Jimmy Keady, a Richmond-based Republican strategist: “Republicans are going to win the Senate, and Republicans are going to win the House. This has gotten out of control for the Democrats really quickly. The Democrats have run this very much social agenda and this is boomeranging back on them and it’s all about the economy, and inflation and crime, that’s really what voters care about.”
His surprise is in Washington State, where Republicans haven’t won a U.S. Senate race since Slade Gorton in 1994: “You’ve got massive crime out of Seattle, a lot of stuff happening at the governor’s level. When you look at it from that perspective and turn around you’ve got a Senate race that is especially competitive.”
A’Shanti Gholar, president of Emerge, a group that recruits and trains Democratic women to run for office: ““If Democrats find success on Tuesday, it will be because women made it happen, and because women voters trusted Democrats to defend democracy.
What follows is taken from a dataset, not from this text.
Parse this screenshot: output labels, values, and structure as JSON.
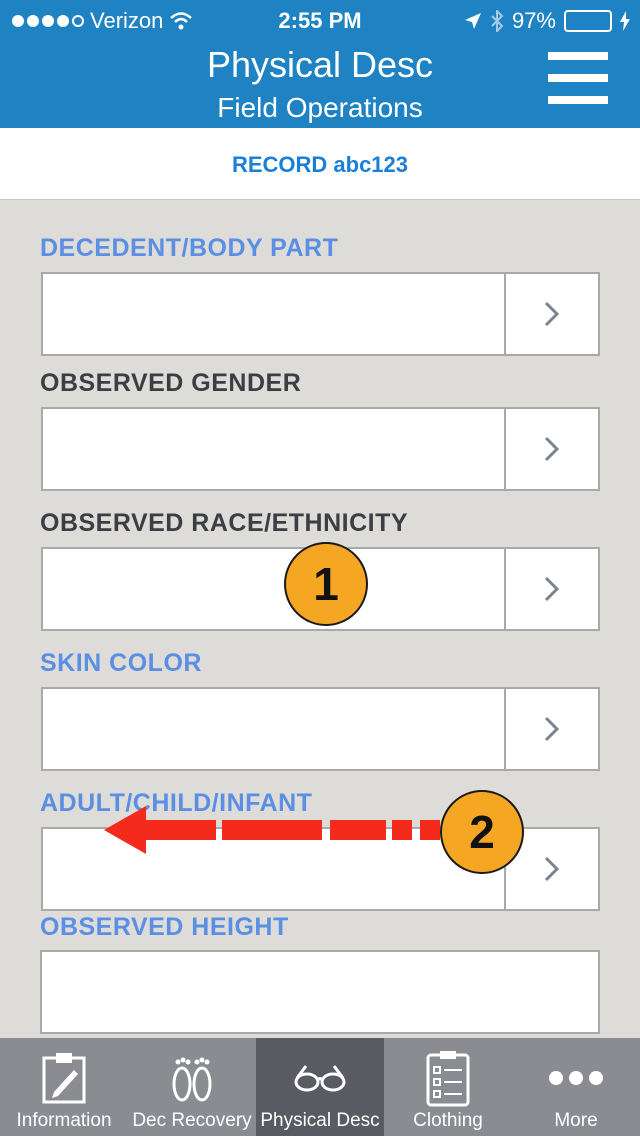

After the fall of [Roe v. Wade], women outpaced men’s voter registration by double digits and today, we’re seeing that trend continue as women’s early voting numbers outpace men in key states across the country. And women aren’t just showing up to vote, we’re also supporting other women on the ballot.”
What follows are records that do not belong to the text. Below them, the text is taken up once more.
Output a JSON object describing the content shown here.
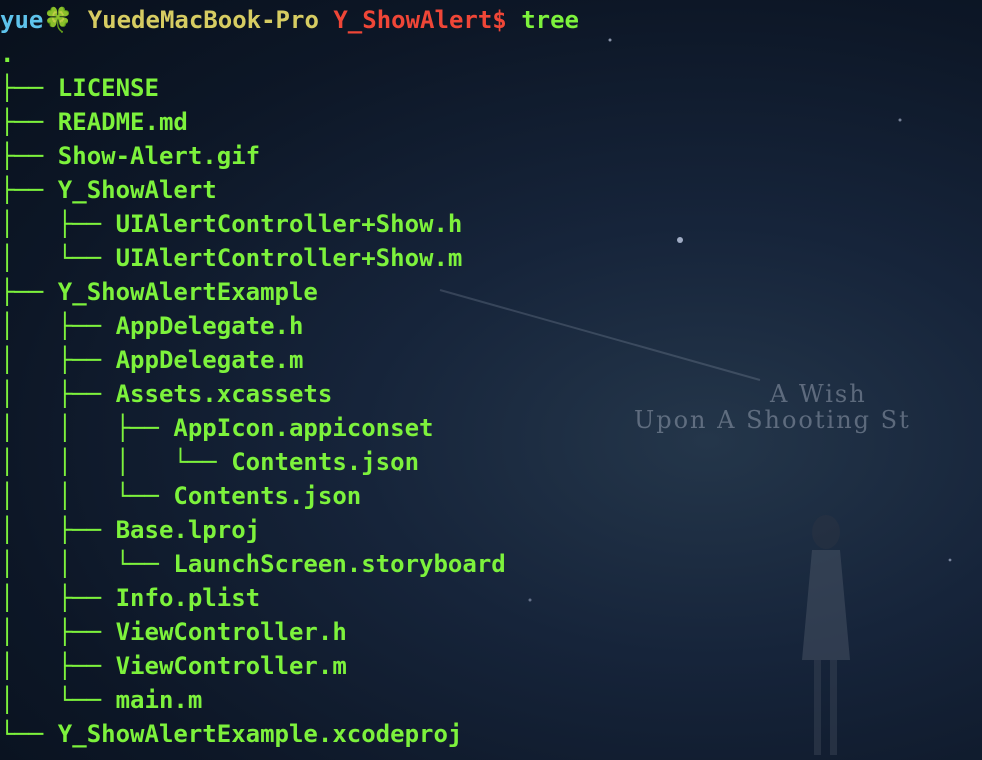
{
  "prompt": {
    "user": "yue",
    "clover_icon": "🍀",
    "host": "YuedeMacBook-Pro",
    "dir": "Y_ShowAlert$",
    "command": "tree"
  },
  "wallpaper": {
    "line1": "A Wish",
    "line2": "Upon A Shooting St"
  },
  "tree": [
    {
      "prefix": "",
      "name": "."
    },
    {
      "prefix": "├── ",
      "name": "LICENSE"
    },
    {
      "prefix": "├── ",
      "name": "README.md"
    },
    {
      "prefix": "├── ",
      "name": "Show-Alert.gif"
    },
    {
      "prefix": "├── ",
      "name": "Y_ShowAlert"
    },
    {
      "prefix": "│   ├── ",
      "name": "UIAlertController+Show.h"
    },
    {
      "prefix": "│   └── ",
      "name": "UIAlertController+Show.m"
    },
    {
      "prefix": "├── ",
      "name": "Y_ShowAlertExample"
    },
    {
      "prefix": "│   ├── ",
      "name": "AppDelegate.h"
    },
    {
      "prefix": "│   ├── ",
      "name": "AppDelegate.m"
    },
    {
      "prefix": "│   ├── ",
      "name": "Assets.xcassets"
    },
    {
      "prefix": "│   │   ├── ",
      "name": "AppIcon.appiconset"
    },
    {
      "prefix": "│   │   │   └── ",
      "name": "Contents.json"
    },
    {
      "prefix": "│   │   └── ",
      "name": "Contents.json"
    },
    {
      "prefix": "│   ├── ",
      "name": "Base.lproj"
    },
    {
      "prefix": "│   │   └── ",
      "name": "LaunchScreen.storyboard"
    },
    {
      "prefix": "│   ├── ",
      "name": "Info.plist"
    },
    {
      "prefix": "│   ├── ",
      "name": "ViewController.h"
    },
    {
      "prefix": "│   ├── ",
      "name": "ViewController.m"
    },
    {
      "prefix": "│   └── ",
      "name": "main.m"
    },
    {
      "prefix": "└── ",
      "name": "Y_ShowAlertExample.xcodeproj"
    }
  ]
}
Gholar’s surprise: Democrats making headway in states where they haven’t held state legislative majorities for decades. “We have a chance to flip chambers in Arizona, Michigan and Pennsylvania and talking with our Emerge alums on the ground in these states, it’s clear they think Democratic women can make it happen.”
Tom Bonier, Democratic strategist and chief executive of TargetSmart Consulting: “This will be the least nationalized election we’ve experienced in two decades. Democrats will overperform in some unexpected red areas and Republicans will do the same in some blue areas.”
“Also,” he wrote in an email, “half of the polling will be wrong (that’s an easy one).”
Bonier thinks the expectation that it will take days — or maybe months, if Georgia’s U.S. Senate race heads to a runoff — to figure out who controls Congress misses the mark.
“I believe we’ll have a good sense of which party won much earlier,” he said.
Former Rep. Tom Davis (R-Va.): “Republican inroads in New England and Northwest go against the grain. Also GOP minority members will increase significantly.”
Ken Spain, Republican strategist and former top NRCC official, predicts a bad night for California Democrats — specifically, Reps. Julia Brownley (D) and Katie Porter (D).
“The overall environment is unforgiving for candidates who falter this late in the game,” he said in an email.
Connor Lounsbury, Democratic strategist working for Maryland gubernatorial candidate Wes Moore: “When the dust settles, America will get their first look at the next generation of political talent. And I think what will be clear is that the fence is being built in governors’ mansions.”
Jake Weigler, a Portland-based Democratic strategist: “I think there is a good chance Democrats pull out [Oregon’s governor’s race] and lose Oregon’s 5th and 6th U.S. House districts. But it all depends on who turns out in the last 96 hours.”
For some historical context, the last time Oregon voters elected an even number of Republicans and Democrats to the U.S. House of Representatives was in 1972, when the state only had four seats.
Robert Griffin, Research Director for Democracy Fund’s Voter Study Group: “We’re essentially one normal polling error from Democrats holding the House and Senate and it being a Republican wave election. On the whole, available evidence makes me think the latter is the more likely kind of outlier outcome but I’m cautious about being too confident these days.”
And he sounds a smart note of caution: “The days after an election are a mad dash to explain why everything happened. In many ways, this is also the worst time to try and make sense of it. We have access to very little hard data that might help with why it happened and we might not even have a full picture of what happened. My ‘surprise’ for everyone – every cycle – is that we don’t get to know right away. It’s just not the way of the world.”